**TASK**
Restate each entry exactly, without pictures.

**DATA EXTRACTS**
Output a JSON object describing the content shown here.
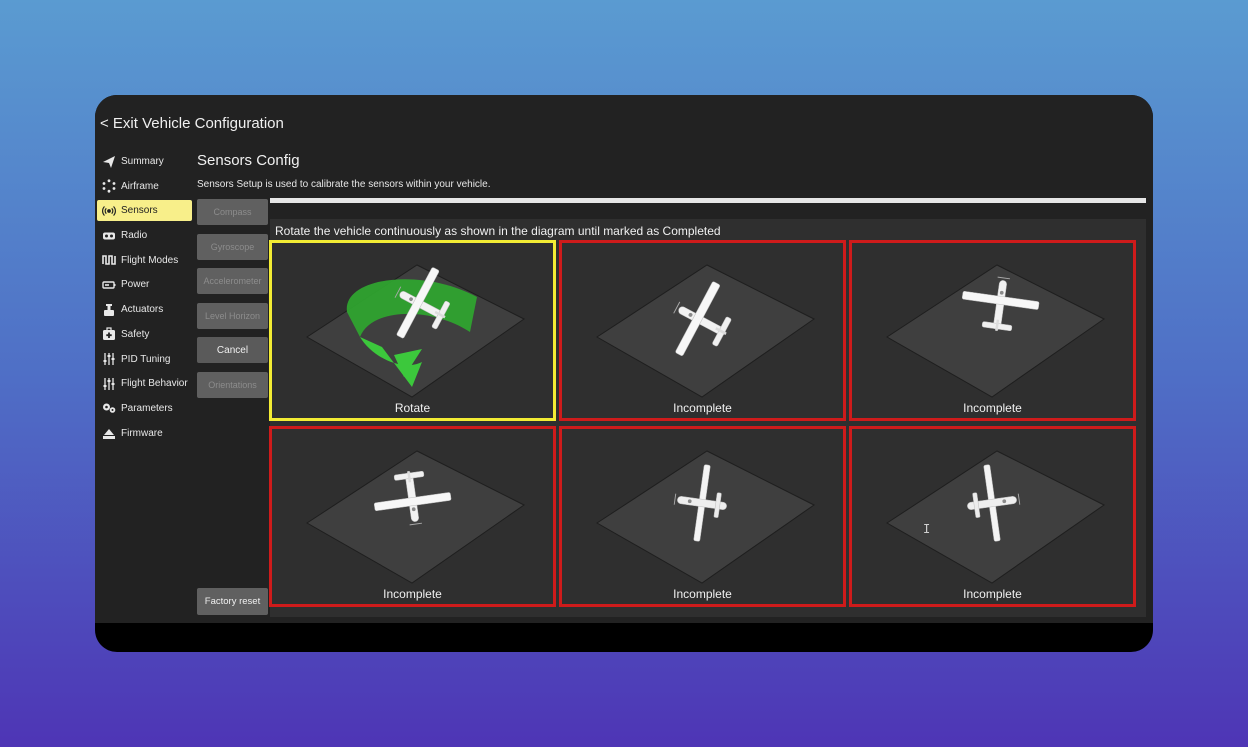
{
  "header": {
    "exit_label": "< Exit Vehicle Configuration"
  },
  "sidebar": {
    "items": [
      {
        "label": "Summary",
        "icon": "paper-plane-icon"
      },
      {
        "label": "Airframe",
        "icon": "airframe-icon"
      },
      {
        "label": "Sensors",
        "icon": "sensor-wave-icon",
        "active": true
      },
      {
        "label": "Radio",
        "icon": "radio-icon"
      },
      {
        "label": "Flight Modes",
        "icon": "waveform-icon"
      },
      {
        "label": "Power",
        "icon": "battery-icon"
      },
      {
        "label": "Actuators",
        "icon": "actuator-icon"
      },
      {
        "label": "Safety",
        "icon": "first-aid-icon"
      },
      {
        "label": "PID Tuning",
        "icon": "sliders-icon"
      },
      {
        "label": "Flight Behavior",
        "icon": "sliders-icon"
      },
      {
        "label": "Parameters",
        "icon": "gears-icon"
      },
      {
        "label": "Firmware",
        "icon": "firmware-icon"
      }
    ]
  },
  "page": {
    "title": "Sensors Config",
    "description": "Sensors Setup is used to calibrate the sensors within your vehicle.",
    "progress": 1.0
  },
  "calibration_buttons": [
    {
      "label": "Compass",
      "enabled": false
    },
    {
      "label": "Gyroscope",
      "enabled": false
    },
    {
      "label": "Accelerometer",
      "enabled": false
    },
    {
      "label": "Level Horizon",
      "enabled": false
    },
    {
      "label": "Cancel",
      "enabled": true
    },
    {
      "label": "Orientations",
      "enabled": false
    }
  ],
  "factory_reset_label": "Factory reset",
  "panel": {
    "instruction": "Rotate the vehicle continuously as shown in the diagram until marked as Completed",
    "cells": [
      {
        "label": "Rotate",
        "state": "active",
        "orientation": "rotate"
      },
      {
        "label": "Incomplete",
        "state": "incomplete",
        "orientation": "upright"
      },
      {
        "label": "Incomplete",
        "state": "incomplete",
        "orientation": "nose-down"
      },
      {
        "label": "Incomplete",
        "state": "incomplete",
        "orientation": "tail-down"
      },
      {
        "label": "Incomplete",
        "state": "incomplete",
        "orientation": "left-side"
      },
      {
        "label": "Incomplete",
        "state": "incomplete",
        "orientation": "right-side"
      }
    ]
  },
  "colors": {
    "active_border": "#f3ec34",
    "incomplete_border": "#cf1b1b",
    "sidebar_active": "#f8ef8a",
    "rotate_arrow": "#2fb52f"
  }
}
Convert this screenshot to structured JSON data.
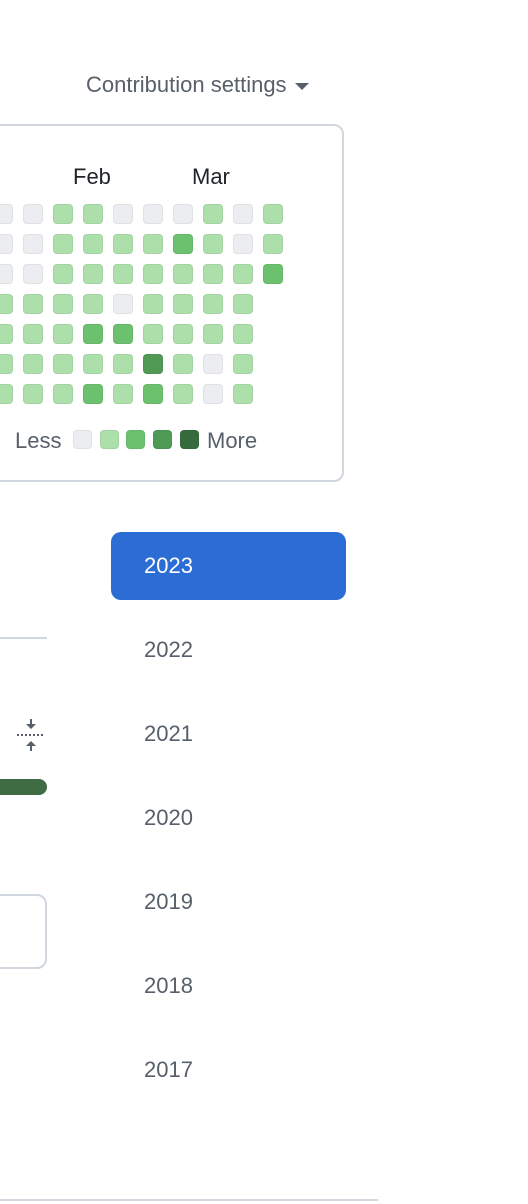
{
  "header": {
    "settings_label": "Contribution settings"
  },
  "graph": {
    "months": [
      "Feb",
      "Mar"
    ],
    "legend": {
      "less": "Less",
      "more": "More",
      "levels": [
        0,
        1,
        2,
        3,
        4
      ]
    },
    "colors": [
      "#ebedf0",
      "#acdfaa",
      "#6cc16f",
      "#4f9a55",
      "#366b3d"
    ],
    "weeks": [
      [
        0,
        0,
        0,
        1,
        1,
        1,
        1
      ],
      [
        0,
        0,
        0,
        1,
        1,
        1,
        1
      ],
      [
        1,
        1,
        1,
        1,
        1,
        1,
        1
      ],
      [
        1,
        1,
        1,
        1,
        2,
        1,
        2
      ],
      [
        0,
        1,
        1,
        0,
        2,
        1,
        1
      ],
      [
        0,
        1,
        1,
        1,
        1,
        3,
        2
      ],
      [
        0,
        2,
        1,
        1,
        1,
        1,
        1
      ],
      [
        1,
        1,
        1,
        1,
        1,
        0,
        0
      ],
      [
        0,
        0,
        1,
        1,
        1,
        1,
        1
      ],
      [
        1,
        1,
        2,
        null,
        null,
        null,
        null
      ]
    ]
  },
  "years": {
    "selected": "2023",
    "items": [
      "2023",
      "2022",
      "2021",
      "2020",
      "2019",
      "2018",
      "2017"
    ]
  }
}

**ANSWER TO THIS EXERCISE**
Output a JSON object describing the content shown here.
{
  "header": {
    "exit_label": "< Exit Vehicle Configuration"
  },
  "sidebar": {
    "items": [
      {
        "label": "Summary",
        "icon": "paper-plane-icon"
      },
      {
        "label": "Airframe",
        "icon": "airframe-icon"
      },
      {
        "label": "Sensors",
        "icon": "sensor-wave-icon",
        "active": true
      },
      {
        "label": "Radio",
        "icon": "radio-icon"
      },
      {
        "label": "Flight Modes",
        "icon": "waveform-icon"
      },
      {
        "label": "Power",
        "icon": "battery-icon"
      },
      {
        "label": "Actuators",
        "icon": "actuator-icon"
      },
      {
        "label": "Safety",
        "icon": "first-aid-icon"
      },
      {
        "label": "PID Tuning",
        "icon": "sliders-icon"
      },
      {
        "label": "Flight Behavior",
        "icon": "sliders-icon"
      },
      {
        "label": "Parameters",
        "icon": "gears-icon"
      },
      {
        "label": "Firmware",
        "icon": "firmware-icon"
      }
    ]
  },
  "page": {
    "title": "Sensors Config",
    "description": "Sensors Setup is used to calibrate the sensors within your vehicle.",
    "progress": 1.0
  },
  "calibration_buttons": [
    {
      "label": "Compass",
      "enabled": false
    },
    {
      "label": "Gyroscope",
      "enabled": false
    },
    {
      "label": "Accelerometer",
      "enabled": false
    },
    {
      "label": "Level Horizon",
      "enabled": false
    },
    {
      "label": "Cancel",
      "enabled": true
    },
    {
      "label": "Orientations",
      "enabled": false
    }
  ],
  "factory_reset_label": "Factory reset",
  "panel": {
    "instruction": "Rotate the vehicle continuously as shown in the diagram until marked as Completed",
    "cells": [
      {
        "label": "Rotate",
        "state": "active",
        "orientation": "rotate"
      },
      {
        "label": "Incomplete",
        "state": "incomplete",
        "orientation": "upright"
      },
      {
        "label": "Incomplete",
        "state": "incomplete",
        "orientation": "nose-down"
      },
      {
        "label": "Incomplete",
        "state": "incomplete",
        "orientation": "tail-down"
      },
      {
        "label": "Incomplete",
        "state": "incomplete",
        "orientation": "left-side"
      },
      {
        "label": "Incomplete",
        "state": "incomplete",
        "orientation": "right-side"
      }
    ]
  },
  "colors": {
    "active_border": "#f3ec34",
    "incomplete_border": "#cf1b1b",
    "sidebar_active": "#f8ef8a",
    "rotate_arrow": "#2fb52f"
  }
}
Convert this screenshot to structured JSON data.
{
  "header": {
    "settings_label": "Contribution settings"
  },
  "graph": {
    "months": [
      "Feb",
      "Mar"
    ],
    "legend": {
      "less": "Less",
      "more": "More",
      "levels": [
        0,
        1,
        2,
        3,
        4
      ]
    },
    "colors": [
      "#ebedf0",
      "#acdfaa",
      "#6cc16f",
      "#4f9a55",
      "#366b3d"
    ],
    "weeks": [
      [
        0,
        0,
        0,
        1,
        1,
        1,
        1
      ],
      [
        0,
        0,
        0,
        1,
        1,
        1,
        1
      ],
      [
        1,
        1,
        1,
        1,
        1,
        1,
        1
      ],
      [
        1,
        1,
        1,
        1,
        2,
        1,
        2
      ],
      [
        0,
        1,
        1,
        0,
        2,
        1,
        1
      ],
      [
        0,
        1,
        1,
        1,
        1,
        3,
        2
      ],
      [
        0,
        2,
        1,
        1,
        1,
        1,
        1
      ],
      [
        1,
        1,
        1,
        1,
        1,
        0,
        0
      ],
      [
        0,
        0,
        1,
        1,
        1,
        1,
        1
      ],
      [
        1,
        1,
        2,
        null,
        null,
        null,
        null
      ]
    ]
  },
  "years": {
    "selected": "2023",
    "items": [
      "2023",
      "2022",
      "2021",
      "2020",
      "2019",
      "2018",
      "2017"
    ]
  }
}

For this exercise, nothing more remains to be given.